- _Aim of the exercise_:
All of the records should be reproduced word for word, but no images may appear in the copy.

Page and application data records
Start of Block

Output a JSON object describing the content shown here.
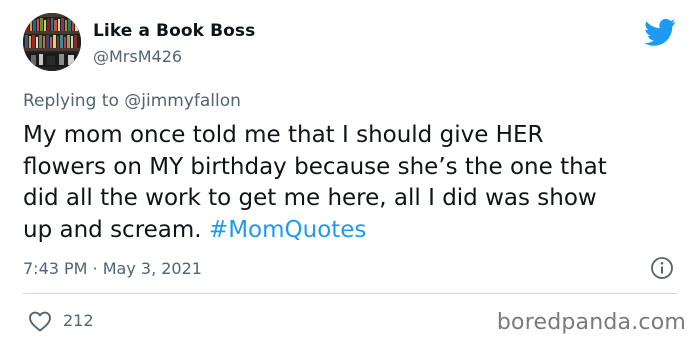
{
  "author": {
    "display_name": "Like a Book Boss",
    "handle": "@MrsM426",
    "avatar_icon": "bookshelf-avatar"
  },
  "reply": {
    "prefix": "Replying to ",
    "mention": "@jimmyfallon"
  },
  "tweet": {
    "text": "My mom once told me that I should give HER\nflowers on MY birthday because she’s the one that\ndid all the work to get me here, all I did was show\nup and scream. ",
    "hashtag": "#MomQuotes",
    "timestamp": "7:43 PM · May 3, 2021"
  },
  "actions": {
    "likes": "212",
    "like_icon": "heart-icon",
    "info_icon": "info-icon"
  },
  "brand": {
    "twitter_icon": "twitter-bird-icon",
    "watermark": "boredpanda.com"
  },
  "colors": {
    "accent": "#1d9bf0",
    "secondary_text": "#536471",
    "primary_text": "#0f1419",
    "divider": "#cfd9de"
  }
}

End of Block

- _The completed task_:
Output a JSON object describing the content shown here.
{
  "author": {
    "display_name": "Like a Book Boss",
    "handle": "@MrsM426",
    "avatar_icon": "bookshelf-avatar"
  },
  "reply": {
    "prefix": "Replying to ",
    "mention": "@jimmyfallon"
  },
  "tweet": {
    "text": "My mom once told me that I should give HER\nflowers on MY birthday because she’s the one that\ndid all the work to get me here, all I did was show\nup and scream. ",
    "hashtag": "#MomQuotes",
    "timestamp": "7:43 PM · May 3, 2021"
  },
  "actions": {
    "likes": "212",
    "like_icon": "heart-icon",
    "info_icon": "info-icon"
  },
  "brand": {
    "twitter_icon": "twitter-bird-icon",
    "watermark": "boredpanda.com"
  },
  "colors": {
    "accent": "#1d9bf0",
    "secondary_text": "#536471",
    "primary_text": "#0f1419",
    "divider": "#cfd9de"
  }
}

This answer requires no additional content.